(Data about app and page elements)
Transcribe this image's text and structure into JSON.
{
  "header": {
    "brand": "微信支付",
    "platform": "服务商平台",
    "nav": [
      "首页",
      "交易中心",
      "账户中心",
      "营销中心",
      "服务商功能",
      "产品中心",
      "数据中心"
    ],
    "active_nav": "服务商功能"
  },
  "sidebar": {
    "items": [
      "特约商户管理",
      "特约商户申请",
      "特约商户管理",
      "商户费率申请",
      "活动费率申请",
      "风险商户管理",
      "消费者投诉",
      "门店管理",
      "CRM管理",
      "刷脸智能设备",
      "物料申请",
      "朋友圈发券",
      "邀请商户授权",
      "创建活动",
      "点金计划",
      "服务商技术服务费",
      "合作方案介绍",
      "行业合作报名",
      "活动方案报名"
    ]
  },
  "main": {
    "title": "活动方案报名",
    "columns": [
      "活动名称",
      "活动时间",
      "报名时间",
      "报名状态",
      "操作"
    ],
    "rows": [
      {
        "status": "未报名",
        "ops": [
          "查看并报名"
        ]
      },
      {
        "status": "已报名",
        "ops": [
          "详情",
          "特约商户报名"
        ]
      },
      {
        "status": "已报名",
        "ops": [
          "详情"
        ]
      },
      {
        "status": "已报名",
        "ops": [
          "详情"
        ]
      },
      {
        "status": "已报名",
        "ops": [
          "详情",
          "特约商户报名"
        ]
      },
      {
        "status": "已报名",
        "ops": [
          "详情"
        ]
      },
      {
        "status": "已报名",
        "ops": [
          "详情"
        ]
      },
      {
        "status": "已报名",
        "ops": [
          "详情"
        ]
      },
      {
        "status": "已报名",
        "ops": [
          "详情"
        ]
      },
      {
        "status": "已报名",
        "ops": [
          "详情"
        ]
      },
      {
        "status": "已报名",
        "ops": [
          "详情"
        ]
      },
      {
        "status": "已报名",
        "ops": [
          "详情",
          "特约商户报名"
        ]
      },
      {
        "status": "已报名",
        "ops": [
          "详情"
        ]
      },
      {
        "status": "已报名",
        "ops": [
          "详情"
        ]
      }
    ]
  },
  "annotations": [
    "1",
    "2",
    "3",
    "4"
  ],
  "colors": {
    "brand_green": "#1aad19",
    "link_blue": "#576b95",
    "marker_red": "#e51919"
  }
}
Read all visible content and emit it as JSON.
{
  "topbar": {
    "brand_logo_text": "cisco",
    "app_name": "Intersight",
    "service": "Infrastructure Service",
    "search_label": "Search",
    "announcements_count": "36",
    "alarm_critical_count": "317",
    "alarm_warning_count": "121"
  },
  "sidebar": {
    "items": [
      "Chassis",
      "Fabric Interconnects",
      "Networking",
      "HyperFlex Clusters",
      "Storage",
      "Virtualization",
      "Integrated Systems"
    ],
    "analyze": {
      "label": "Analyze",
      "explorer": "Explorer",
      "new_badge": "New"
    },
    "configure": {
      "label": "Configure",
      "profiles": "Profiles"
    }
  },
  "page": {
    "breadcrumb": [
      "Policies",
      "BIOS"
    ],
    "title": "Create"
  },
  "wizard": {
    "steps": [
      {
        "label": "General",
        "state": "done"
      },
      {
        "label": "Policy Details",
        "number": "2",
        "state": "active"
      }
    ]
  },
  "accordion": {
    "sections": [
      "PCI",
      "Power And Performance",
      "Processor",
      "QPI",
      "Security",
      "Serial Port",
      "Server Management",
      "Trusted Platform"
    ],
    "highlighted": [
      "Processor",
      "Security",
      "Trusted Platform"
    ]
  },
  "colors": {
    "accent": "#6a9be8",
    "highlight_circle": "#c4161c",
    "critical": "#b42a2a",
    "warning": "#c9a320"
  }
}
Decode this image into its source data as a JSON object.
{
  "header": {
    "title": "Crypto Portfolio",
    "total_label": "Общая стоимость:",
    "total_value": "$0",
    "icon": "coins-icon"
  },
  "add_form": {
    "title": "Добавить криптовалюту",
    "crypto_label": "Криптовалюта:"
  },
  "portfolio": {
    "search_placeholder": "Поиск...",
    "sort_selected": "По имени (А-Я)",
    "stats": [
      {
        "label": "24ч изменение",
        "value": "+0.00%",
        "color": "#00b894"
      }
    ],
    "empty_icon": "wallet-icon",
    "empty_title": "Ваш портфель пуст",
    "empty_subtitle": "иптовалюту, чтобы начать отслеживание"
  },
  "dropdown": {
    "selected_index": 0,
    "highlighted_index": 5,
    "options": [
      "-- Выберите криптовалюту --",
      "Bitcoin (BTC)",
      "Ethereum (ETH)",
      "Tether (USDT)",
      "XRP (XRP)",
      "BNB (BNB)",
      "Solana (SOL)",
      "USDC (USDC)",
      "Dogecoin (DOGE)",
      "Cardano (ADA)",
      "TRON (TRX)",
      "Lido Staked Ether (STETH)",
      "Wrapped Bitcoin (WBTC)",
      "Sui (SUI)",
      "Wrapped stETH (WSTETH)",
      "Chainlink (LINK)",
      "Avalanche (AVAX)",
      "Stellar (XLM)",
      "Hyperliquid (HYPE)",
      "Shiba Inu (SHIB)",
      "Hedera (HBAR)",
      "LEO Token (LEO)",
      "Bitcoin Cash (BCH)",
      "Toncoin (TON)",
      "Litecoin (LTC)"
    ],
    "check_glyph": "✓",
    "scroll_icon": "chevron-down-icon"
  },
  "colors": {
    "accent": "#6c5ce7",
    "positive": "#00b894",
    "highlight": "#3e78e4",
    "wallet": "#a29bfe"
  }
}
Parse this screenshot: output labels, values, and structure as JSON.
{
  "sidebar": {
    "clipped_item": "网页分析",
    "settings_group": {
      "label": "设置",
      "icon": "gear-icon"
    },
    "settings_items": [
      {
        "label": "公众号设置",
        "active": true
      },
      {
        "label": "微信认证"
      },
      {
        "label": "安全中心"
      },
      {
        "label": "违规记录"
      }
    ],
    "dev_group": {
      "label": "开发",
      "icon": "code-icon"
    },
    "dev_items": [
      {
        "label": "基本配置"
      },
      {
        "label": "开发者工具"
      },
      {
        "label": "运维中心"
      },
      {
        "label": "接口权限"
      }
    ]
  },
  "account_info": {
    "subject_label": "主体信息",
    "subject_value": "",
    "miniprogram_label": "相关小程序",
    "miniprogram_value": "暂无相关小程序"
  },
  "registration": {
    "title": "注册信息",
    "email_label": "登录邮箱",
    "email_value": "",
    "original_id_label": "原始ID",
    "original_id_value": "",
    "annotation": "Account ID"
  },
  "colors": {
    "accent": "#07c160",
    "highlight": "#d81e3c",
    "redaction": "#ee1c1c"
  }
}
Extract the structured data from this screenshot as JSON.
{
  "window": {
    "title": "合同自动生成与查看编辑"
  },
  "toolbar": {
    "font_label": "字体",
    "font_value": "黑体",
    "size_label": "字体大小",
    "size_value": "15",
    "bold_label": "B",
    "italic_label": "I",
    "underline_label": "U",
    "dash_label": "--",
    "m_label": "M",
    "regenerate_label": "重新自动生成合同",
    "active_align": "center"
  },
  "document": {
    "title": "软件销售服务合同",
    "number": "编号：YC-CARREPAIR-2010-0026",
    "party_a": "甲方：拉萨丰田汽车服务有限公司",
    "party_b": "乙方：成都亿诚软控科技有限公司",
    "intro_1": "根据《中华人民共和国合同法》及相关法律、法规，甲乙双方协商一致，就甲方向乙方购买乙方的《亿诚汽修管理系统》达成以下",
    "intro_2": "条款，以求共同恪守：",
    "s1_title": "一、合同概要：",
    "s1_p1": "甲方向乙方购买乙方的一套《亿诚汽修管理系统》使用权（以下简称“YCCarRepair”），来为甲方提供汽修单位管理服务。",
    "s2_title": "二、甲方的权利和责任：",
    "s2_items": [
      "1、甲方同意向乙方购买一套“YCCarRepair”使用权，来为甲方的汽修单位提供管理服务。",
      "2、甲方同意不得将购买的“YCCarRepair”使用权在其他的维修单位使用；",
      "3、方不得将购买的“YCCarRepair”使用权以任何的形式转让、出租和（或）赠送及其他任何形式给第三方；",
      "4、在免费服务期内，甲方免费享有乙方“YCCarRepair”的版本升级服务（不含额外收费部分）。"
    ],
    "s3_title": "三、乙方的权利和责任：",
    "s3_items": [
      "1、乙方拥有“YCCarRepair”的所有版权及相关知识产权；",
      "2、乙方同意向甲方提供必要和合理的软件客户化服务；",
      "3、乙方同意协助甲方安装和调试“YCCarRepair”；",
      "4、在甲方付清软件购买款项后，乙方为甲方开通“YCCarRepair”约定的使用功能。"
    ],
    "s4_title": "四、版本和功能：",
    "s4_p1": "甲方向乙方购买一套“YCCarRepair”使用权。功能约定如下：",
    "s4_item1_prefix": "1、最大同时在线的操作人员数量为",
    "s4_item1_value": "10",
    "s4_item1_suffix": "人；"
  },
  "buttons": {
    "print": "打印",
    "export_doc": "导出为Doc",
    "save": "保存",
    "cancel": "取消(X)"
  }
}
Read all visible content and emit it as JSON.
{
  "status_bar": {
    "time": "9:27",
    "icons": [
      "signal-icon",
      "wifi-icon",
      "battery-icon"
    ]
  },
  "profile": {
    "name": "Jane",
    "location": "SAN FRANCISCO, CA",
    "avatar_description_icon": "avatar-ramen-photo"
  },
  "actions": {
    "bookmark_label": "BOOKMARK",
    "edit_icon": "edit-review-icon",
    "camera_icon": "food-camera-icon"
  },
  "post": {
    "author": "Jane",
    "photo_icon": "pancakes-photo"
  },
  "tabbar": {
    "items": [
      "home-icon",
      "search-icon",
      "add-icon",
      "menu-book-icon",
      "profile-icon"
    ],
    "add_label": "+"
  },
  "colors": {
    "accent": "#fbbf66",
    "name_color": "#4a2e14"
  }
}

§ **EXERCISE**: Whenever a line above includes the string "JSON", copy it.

§ **ANSWER SECTION**:
Transcribe this image's text and structure into JSON.
Read all visible content and emit it as JSON.
Decode this image into its source data as a JSON object.
Parse this screenshot: output labels, values, and structure as JSON.
Extract the structured data from this screenshot as JSON.
Read all visible content and emit it as JSON.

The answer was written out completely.